# Lesson Plan: Rational and Irrational Numbers Mathematics • 8th Grade

This lesson plan includes the objectives, prerequisites, and exclusions of the lesson teaching students how to identify and tell the difference between rational and irrational numbers.

#### Objectives

Students will be able to

- define what makes a number rational or irrational, in particular,
- if a number can be written in the form , then it is rational,
- if it is a repeating decimal number (e.g., 0.66666…), then it is rational,
- if it is a terminating decimal number (e.g., 0.259574), then it is rational,
- if a decimal number is neither terminating nor repeating (e.g., ), then it is irrational,

- understand that rational and irrational numbers are disjoint sets,
- identify rational numbers and prove that they are rational using the above properties,
- identify irrational numbers such as roots of nonperfect squares or cubes and pi,
- identify whether the solution of a simple equation will be rational or irrational without finding its value.

#### Prerequisites

Students should already be familiar with

- rational numbers and how they can be written as ,
- square and cube roots of perfect squares and cubes,
- two-step equations.

#### Exclusions

Students will not cover

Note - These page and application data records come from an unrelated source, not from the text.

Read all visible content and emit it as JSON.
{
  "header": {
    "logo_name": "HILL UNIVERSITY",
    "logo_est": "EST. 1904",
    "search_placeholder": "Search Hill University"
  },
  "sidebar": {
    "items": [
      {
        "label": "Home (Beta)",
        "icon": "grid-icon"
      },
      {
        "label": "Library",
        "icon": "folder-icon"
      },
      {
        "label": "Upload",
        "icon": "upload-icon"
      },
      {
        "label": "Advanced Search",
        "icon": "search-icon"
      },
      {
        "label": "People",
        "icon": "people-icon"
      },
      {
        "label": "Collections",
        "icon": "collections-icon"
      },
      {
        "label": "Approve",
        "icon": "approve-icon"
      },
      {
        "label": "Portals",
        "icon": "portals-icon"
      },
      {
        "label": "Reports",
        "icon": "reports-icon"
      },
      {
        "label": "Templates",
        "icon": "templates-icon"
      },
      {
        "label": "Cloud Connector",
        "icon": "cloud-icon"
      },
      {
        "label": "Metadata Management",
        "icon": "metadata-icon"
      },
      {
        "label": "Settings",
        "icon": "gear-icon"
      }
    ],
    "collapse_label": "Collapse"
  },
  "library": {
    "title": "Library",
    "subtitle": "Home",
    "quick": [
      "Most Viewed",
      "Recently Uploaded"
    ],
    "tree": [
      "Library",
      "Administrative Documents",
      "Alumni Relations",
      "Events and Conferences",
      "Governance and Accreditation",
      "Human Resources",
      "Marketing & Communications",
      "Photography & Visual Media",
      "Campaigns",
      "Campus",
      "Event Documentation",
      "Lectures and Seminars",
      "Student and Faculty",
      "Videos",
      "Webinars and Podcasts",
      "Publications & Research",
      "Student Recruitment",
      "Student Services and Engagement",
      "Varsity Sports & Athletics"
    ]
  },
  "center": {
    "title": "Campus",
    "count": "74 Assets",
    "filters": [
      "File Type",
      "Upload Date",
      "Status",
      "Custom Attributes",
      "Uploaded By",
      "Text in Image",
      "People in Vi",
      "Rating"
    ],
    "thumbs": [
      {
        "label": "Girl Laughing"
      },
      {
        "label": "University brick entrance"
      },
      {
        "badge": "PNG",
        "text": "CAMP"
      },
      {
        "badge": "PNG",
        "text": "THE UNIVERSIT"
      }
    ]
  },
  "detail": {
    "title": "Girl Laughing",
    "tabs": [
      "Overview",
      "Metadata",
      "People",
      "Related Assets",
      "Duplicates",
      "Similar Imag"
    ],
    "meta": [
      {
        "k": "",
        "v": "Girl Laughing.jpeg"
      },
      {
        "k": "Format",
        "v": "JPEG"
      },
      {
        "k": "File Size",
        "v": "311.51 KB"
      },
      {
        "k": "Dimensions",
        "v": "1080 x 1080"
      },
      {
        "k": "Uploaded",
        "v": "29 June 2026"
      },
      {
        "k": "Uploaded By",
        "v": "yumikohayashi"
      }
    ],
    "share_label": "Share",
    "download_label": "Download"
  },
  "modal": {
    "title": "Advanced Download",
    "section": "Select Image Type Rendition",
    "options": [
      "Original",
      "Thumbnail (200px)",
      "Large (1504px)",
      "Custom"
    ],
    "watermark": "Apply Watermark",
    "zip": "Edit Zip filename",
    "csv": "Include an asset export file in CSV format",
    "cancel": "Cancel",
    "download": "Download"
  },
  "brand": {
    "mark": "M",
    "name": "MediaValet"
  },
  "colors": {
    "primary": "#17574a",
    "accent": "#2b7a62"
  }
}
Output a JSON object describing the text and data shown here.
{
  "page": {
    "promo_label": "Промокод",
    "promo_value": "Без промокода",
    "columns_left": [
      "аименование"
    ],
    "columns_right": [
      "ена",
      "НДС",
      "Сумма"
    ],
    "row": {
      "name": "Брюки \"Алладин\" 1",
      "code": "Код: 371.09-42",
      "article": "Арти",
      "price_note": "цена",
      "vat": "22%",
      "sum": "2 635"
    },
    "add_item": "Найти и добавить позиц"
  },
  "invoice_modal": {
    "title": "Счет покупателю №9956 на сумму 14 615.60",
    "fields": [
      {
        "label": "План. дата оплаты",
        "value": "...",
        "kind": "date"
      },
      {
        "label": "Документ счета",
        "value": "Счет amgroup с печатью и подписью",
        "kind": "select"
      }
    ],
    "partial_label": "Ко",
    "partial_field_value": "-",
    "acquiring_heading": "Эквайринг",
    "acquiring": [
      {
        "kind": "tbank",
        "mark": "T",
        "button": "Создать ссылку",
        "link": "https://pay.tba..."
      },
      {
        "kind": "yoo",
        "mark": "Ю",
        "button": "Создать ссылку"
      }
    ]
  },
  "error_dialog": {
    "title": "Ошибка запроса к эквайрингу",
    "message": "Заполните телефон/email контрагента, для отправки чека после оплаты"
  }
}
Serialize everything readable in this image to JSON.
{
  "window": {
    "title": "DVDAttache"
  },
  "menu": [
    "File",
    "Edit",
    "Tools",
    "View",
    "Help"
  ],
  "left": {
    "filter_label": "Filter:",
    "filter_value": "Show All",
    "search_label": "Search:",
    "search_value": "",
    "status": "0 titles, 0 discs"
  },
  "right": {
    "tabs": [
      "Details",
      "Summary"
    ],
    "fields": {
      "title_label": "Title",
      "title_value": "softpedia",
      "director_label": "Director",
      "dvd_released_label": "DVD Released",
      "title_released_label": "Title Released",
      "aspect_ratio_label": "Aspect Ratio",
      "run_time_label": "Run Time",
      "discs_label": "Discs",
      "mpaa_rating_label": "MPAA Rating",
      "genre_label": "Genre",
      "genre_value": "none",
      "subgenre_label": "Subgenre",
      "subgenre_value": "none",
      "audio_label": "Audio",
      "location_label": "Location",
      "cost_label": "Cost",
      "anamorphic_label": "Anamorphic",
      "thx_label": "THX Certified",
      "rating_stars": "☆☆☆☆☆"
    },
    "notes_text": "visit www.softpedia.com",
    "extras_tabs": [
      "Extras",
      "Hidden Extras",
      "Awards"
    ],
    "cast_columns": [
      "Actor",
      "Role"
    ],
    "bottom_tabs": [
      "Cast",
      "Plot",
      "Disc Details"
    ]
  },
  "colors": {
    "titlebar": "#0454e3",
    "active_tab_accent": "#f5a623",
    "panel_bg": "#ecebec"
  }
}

- finding approximate values of irrational numbers and expressions,
- representing irrational numbers on the number line,
- ordering rational and irrational numbers,
- real numbers as a set.